**WHAT THE TASK REQUIRES**
All lines below containing the string "description" are to be copied.

▬▬▬▬▬▬

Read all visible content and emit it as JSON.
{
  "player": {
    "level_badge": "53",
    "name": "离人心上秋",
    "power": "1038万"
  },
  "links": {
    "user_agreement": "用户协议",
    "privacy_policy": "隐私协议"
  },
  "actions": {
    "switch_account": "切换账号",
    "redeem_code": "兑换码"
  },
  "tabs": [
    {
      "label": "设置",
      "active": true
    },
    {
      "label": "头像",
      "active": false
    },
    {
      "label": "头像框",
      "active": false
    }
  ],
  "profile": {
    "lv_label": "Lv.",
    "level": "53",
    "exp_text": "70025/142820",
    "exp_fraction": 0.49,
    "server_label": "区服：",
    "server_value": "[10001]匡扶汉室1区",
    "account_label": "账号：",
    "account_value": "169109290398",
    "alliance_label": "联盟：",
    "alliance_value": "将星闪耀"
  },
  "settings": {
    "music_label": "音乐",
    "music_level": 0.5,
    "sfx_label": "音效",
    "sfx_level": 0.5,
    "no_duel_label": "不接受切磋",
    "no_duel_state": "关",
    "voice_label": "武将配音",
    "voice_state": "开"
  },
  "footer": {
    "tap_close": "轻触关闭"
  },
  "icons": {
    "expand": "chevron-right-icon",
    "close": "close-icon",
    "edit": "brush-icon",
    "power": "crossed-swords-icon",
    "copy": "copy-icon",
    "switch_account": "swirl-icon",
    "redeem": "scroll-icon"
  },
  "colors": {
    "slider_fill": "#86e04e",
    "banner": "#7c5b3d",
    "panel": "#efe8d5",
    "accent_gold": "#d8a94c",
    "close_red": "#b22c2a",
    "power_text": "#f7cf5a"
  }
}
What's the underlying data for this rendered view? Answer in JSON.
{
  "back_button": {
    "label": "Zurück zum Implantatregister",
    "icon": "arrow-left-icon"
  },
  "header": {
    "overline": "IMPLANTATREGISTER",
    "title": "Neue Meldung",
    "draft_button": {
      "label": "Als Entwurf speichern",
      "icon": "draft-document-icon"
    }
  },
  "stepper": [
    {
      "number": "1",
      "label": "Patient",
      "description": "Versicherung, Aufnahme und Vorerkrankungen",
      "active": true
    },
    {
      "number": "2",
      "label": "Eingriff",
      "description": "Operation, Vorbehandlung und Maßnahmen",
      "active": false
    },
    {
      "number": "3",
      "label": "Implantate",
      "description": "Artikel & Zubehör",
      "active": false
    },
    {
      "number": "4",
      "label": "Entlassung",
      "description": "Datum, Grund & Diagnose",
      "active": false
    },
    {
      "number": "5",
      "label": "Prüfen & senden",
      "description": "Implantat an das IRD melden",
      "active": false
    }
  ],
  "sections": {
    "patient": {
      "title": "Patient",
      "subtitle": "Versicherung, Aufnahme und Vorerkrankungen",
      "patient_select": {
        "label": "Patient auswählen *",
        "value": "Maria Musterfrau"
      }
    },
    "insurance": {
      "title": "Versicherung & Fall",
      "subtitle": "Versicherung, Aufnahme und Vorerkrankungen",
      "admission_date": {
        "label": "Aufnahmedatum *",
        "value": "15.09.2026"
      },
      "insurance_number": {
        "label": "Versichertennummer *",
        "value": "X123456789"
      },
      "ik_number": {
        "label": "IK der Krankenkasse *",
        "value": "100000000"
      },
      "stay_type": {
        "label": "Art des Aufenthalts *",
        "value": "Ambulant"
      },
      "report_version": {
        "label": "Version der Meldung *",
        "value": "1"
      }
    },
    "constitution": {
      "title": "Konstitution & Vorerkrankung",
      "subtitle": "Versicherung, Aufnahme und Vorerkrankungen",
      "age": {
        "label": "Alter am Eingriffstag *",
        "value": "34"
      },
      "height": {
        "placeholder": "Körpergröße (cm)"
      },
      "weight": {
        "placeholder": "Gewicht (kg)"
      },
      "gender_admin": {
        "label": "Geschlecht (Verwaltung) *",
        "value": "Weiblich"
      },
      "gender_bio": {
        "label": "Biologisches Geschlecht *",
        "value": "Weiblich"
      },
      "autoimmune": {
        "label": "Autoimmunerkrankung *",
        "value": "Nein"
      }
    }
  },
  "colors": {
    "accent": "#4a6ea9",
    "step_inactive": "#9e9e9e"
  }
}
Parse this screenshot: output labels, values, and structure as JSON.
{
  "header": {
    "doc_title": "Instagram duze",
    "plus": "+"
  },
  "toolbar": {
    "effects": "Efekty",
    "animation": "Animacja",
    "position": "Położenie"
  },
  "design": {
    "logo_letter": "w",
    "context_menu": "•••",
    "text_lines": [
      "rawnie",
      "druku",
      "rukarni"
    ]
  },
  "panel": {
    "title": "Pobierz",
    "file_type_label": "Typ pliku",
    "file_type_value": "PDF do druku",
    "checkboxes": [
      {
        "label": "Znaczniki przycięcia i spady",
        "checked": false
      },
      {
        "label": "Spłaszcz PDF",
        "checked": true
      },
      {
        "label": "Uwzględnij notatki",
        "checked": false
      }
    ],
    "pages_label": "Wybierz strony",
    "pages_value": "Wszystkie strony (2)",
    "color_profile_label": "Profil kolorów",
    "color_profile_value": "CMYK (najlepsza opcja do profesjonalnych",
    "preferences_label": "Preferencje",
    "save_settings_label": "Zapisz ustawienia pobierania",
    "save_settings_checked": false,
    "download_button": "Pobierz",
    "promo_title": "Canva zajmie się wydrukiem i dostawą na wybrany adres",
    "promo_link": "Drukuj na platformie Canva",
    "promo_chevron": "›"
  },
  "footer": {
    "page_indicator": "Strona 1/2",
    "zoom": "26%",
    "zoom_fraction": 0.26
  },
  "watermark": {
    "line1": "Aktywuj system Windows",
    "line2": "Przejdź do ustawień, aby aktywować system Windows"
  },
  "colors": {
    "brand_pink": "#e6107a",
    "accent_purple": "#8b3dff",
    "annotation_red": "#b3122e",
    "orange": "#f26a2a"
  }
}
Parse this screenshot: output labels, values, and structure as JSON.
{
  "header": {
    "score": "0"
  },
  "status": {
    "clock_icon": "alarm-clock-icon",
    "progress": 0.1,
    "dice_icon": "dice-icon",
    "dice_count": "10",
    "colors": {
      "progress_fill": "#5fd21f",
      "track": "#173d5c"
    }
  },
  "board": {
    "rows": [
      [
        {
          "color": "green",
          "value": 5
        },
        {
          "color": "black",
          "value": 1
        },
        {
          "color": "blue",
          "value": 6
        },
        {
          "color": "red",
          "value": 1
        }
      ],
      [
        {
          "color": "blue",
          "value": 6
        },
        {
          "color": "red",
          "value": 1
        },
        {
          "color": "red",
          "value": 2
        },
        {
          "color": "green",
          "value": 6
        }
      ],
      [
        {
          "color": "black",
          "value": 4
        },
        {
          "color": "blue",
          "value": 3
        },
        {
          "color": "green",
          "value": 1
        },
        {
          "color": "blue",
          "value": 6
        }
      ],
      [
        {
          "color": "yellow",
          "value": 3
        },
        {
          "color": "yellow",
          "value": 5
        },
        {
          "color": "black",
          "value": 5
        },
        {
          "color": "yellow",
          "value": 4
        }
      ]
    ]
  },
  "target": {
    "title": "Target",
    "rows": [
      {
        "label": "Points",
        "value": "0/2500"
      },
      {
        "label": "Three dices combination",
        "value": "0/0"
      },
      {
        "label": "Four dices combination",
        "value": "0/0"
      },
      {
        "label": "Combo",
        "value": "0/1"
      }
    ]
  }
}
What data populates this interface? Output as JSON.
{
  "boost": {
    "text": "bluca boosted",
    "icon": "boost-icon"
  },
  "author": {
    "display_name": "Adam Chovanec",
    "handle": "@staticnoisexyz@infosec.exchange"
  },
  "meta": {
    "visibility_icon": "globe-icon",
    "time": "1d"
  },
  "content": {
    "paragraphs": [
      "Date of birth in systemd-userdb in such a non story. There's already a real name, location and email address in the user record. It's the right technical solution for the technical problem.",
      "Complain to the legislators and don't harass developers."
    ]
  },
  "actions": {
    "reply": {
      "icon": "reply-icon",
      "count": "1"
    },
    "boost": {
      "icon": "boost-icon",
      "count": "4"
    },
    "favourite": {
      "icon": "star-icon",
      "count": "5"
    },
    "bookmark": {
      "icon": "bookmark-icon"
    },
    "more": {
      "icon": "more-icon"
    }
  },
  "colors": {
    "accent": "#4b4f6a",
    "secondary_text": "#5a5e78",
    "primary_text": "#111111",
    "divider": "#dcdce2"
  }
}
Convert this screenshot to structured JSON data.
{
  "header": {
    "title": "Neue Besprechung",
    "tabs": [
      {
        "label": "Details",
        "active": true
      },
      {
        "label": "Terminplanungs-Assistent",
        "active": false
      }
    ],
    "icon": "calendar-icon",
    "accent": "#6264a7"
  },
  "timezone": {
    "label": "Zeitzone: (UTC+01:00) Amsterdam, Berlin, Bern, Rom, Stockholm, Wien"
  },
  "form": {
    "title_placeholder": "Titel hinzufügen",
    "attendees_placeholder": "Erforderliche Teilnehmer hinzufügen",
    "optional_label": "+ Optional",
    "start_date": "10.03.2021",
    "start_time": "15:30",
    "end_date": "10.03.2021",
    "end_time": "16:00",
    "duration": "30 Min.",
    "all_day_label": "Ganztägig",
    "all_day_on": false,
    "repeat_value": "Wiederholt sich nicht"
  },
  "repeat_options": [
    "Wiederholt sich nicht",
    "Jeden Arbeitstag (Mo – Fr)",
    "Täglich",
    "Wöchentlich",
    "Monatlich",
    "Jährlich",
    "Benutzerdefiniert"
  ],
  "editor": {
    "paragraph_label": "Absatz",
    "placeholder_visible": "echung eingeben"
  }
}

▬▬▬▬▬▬

**OUTPUT FOR THIS TASK**
      "description": "Versicherung, Aufnahme und Vorerkrankungen",
      "description": "Operation, Vorbehandlung und Maßnahmen",
      "description": "Artikel & Zubehör",
      "description": "Datum, Grund & Diagnose",
      "description": "Implantat an das IRD melden",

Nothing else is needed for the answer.